**Instructions for the task**
For every line in the material below that holds "JSON", report the line.

**Exercise material**
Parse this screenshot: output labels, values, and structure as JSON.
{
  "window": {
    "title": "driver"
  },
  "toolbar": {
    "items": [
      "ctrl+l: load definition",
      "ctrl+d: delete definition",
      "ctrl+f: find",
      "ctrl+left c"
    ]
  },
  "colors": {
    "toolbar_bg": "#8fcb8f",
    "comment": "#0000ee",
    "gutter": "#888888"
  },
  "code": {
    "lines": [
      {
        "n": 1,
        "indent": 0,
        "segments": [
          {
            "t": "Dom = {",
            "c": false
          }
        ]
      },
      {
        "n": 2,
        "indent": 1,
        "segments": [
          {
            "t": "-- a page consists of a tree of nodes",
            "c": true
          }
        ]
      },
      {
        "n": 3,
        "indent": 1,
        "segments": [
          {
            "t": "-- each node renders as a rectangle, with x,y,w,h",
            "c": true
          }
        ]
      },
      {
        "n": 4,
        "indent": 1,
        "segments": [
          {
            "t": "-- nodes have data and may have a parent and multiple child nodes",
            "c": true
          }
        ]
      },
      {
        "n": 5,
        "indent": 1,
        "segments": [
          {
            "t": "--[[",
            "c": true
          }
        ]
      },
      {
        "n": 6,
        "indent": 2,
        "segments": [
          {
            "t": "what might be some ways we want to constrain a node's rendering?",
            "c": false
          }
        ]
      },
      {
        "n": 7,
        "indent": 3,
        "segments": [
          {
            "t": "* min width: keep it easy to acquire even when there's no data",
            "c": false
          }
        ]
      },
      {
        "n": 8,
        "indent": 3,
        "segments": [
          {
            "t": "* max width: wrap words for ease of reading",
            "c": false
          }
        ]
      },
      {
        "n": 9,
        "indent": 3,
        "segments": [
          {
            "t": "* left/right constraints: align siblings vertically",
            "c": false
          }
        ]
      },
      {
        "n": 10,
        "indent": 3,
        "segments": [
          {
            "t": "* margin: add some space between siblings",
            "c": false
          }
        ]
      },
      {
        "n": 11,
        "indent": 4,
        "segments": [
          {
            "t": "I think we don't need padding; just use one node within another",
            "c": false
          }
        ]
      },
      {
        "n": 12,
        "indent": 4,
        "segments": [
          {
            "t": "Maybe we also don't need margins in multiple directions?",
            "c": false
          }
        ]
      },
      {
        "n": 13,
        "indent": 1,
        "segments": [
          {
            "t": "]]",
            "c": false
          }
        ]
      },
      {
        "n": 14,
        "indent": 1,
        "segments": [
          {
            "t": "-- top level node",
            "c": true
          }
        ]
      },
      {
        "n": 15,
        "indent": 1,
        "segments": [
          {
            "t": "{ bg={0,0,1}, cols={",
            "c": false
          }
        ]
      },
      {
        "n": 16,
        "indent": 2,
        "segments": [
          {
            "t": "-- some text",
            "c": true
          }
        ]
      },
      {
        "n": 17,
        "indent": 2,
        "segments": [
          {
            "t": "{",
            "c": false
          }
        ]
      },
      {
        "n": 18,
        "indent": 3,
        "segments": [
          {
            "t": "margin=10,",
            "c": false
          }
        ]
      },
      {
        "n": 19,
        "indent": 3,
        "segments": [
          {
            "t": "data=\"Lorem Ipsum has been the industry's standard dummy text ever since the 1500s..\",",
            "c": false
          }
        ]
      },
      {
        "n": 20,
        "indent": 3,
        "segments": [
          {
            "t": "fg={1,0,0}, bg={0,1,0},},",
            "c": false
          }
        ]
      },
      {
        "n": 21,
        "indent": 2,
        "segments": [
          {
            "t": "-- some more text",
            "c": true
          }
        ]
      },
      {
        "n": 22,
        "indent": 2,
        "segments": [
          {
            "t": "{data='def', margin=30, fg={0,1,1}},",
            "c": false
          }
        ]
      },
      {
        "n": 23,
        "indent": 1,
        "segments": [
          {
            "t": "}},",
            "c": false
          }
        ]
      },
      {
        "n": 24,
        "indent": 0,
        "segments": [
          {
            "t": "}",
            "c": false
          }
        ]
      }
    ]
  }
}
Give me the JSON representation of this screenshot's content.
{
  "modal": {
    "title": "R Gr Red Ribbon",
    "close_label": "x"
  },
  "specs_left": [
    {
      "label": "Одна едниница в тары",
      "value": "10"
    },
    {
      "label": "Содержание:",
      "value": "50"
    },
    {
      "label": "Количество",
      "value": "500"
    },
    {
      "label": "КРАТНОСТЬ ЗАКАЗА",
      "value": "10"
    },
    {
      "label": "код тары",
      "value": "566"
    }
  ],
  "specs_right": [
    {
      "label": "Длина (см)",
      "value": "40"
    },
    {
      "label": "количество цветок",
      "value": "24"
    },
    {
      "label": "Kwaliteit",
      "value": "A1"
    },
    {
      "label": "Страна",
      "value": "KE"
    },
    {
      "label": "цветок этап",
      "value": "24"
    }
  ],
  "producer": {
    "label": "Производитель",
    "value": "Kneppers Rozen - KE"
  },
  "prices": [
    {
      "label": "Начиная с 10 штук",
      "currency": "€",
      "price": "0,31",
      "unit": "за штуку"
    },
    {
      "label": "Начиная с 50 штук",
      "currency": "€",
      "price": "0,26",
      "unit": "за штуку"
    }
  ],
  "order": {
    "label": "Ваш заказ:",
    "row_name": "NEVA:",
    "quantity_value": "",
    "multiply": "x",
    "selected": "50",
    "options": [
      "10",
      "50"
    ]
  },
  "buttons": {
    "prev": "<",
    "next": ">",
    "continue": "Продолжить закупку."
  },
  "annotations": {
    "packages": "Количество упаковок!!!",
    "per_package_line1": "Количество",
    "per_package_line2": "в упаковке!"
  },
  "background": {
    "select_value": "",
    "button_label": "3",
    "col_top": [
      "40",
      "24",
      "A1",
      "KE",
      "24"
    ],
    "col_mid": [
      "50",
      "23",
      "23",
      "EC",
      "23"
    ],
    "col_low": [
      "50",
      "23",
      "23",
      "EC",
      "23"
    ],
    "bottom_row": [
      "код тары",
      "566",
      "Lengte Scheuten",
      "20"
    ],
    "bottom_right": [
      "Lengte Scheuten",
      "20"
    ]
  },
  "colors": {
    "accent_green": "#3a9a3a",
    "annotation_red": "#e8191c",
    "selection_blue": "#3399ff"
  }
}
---
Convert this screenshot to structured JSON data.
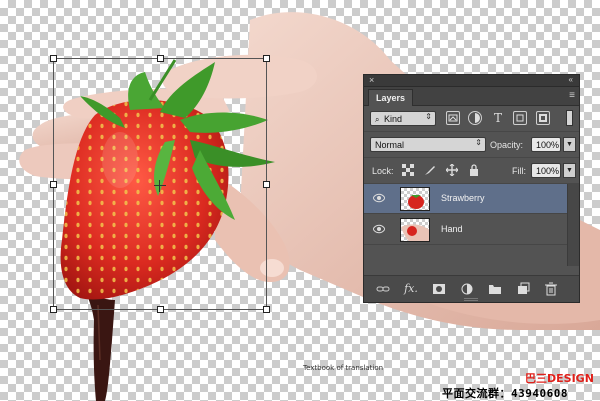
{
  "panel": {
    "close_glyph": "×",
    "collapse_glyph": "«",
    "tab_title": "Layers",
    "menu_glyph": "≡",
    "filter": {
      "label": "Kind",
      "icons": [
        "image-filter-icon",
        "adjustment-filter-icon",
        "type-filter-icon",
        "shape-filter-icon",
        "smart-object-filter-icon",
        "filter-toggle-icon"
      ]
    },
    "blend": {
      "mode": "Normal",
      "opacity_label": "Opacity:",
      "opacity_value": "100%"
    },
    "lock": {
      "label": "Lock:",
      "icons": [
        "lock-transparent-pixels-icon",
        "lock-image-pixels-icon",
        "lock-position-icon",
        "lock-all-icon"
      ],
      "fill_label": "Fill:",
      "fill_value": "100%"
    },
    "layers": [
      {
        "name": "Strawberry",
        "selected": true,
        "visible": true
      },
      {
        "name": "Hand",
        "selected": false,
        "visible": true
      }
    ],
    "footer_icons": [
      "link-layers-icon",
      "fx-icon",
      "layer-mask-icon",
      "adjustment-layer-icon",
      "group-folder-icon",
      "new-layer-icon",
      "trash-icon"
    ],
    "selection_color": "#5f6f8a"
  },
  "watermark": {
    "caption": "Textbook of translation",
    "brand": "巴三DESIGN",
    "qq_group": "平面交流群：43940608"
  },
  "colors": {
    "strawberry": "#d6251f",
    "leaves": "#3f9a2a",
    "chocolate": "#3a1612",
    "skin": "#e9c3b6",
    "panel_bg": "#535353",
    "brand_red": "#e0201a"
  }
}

**Response area**
Parse this screenshot: output labels, values, and structure as JSON.
Give me the JSON representation of this screenshot's content.
Convert this screenshot to structured JSON data.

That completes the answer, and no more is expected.